Gene in the BIble

Genealogies in the Bible can be places where we scratch our heads and wonder "why in the world would God inspire anyone to write down a list of names?" When we do some digging, of course, we find that even a list of names can have a message for us.

In the OT, there are many genealogies. The two that I want to focus on today are the ones mentioned in Matthew and in Luke.

What strikes most people is that they are different.

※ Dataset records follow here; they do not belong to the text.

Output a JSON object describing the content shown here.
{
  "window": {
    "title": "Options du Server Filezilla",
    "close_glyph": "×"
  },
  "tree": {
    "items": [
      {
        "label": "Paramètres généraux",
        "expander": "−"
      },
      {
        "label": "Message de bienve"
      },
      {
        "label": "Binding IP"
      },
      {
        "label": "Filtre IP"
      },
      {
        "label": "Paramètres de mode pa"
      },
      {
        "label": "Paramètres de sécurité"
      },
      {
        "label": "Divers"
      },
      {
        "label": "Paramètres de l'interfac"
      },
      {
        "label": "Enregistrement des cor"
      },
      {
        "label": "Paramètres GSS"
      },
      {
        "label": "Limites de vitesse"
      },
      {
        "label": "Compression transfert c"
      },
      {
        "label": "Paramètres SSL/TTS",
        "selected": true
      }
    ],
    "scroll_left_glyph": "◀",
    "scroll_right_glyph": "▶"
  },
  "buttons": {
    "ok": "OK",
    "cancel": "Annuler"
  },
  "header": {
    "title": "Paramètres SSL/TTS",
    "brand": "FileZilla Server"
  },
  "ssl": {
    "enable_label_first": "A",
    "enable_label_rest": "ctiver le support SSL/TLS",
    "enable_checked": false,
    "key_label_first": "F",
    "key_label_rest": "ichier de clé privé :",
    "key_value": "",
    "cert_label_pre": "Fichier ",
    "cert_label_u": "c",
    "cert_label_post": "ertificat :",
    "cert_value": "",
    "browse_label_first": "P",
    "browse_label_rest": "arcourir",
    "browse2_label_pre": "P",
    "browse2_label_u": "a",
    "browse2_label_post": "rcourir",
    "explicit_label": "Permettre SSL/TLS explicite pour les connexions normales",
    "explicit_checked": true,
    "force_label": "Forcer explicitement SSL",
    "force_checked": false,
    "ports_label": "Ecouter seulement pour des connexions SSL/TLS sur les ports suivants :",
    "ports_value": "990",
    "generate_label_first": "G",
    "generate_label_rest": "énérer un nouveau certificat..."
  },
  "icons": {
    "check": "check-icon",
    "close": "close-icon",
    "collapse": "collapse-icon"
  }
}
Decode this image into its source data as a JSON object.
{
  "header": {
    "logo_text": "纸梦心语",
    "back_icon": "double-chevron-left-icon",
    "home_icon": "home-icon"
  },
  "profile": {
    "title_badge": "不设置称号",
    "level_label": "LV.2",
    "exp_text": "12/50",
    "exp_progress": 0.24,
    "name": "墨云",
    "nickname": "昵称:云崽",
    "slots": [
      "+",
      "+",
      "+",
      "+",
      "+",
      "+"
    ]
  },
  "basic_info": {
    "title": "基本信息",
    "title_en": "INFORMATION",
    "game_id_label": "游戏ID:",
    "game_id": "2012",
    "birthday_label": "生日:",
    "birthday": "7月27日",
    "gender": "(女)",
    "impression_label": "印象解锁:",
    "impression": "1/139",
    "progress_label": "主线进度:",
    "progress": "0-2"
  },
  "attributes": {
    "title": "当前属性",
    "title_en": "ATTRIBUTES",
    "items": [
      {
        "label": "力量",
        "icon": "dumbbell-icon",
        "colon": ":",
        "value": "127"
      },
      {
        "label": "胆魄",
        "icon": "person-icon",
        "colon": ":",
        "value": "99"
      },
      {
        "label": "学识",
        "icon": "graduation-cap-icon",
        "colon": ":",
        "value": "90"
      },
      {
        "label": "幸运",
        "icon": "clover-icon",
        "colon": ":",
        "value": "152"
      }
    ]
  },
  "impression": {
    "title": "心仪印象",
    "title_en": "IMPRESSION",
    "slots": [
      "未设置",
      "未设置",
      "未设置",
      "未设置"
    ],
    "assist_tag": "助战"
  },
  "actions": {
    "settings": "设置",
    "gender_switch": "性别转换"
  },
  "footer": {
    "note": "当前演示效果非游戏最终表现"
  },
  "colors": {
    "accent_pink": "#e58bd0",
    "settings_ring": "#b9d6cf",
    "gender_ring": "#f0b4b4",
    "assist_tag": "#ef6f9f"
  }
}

Matthew’s and Luke’s seem to be two different genealogies which have lead scholars to conclude that Matthew is writing Joseph’s genealogy and that Luke is writing Mary’s genealogy.
Another difference is that Matthew begins his genealogy with Abraham and ends with Joseph. Luke begins his genealogy with Joseph and ends with Adam. Each one of them has reasons for doing this if you study the rest of their Gospels. Matthew is trying to show that Jesus is the fulfillment of the Abrahamic Covenants and has also come to restore and fulfill the Kingdom of David. Luke, on the other hand, is trying to show that Jesus came for all of the descendants of Adam, which are the Jews and the non-Jews alike.

Another difference and something that is very significant is the number of people mentioned in their genealogies.

Luke lists 77 people which seems very significant when we consider the number 7. The earth was created in seven days and God rested on the seventh day. The word 7 is related to the Hebrew word for oath. Literally, when you were taking an oath you would "7" yourself. But another number is significant and that is the number 70. We see after the time of Noah that there were 70 nations that were his descendants. So 70 may represent all of the nations in the world.

I am speculating that when Luke mentions 77 people in this genealogy that he is reminding the readers that God the Father, who is the Father of every nation through Adam, is going to swear an oath once more, not just for the Jews but for all of the nations. This covenant oath that will be sworn will restore our sonship with God just like Adam had.

Then we read in Exodus chapter 1 verse 5, where Moses tells us that the descendants of Israel that came into the land of Egypt were 70. So the nation of Israel is embodying what happened to all the nations. All of the nations have been made slaves to sin and need liberating. But God is going to do with this one nation what he plans to do with all of the nations, that is - free them all from the bondage of sin so that they can come to the mountain of God and worship him.

Matthew has his genealogy broken down into three parts each containing 14 people with a grand total of 42 people.
From the time of Abraham to David - 14 generations
From David to the Babylonian deportation - 14 generations
From Babylonian deportation to Jesus - 14 generations

Now there is in the Hebrew language great significance concerning the number 14. Each Hebrew letter also represents a number and when you take the name of King David, DVD, and you replace his name with numbers and then add it up it equals the number 14. David appears 14th in the genealogy. So Matthew is trying to stress that Jesus is the fulfillment of the Davidic line of kings.

But their total number of 42 is also significant.

We look in the OT and see that Israel had made 42 encampments during that wandering in the desert before they crossed into the promised land of Canaan. Similarly, I think Matthew is saying that 42 generations have passed while we wander here on the earth and now Jesus has come and just like the Jesus of the OT - Joshua, he will lead us into the true promised land of Heaven.

We also see that the woman of Revelation 12, which represents our Lady but also the church, flees from the devil for 1260 days into the wilderness. 1260 days is 42 months. So this is similar to what happened in OT times of wondering in the wilderness, but this time it is with the church. In a certain sense, we are wandering around in the wilderness while we travel to the promised land of Heaven.

1 comment:

Larry said...

Cool! That is truely amazing. Those genealogies always seemed to have of little relavance, but boy was I wrong.
Keep up the good work.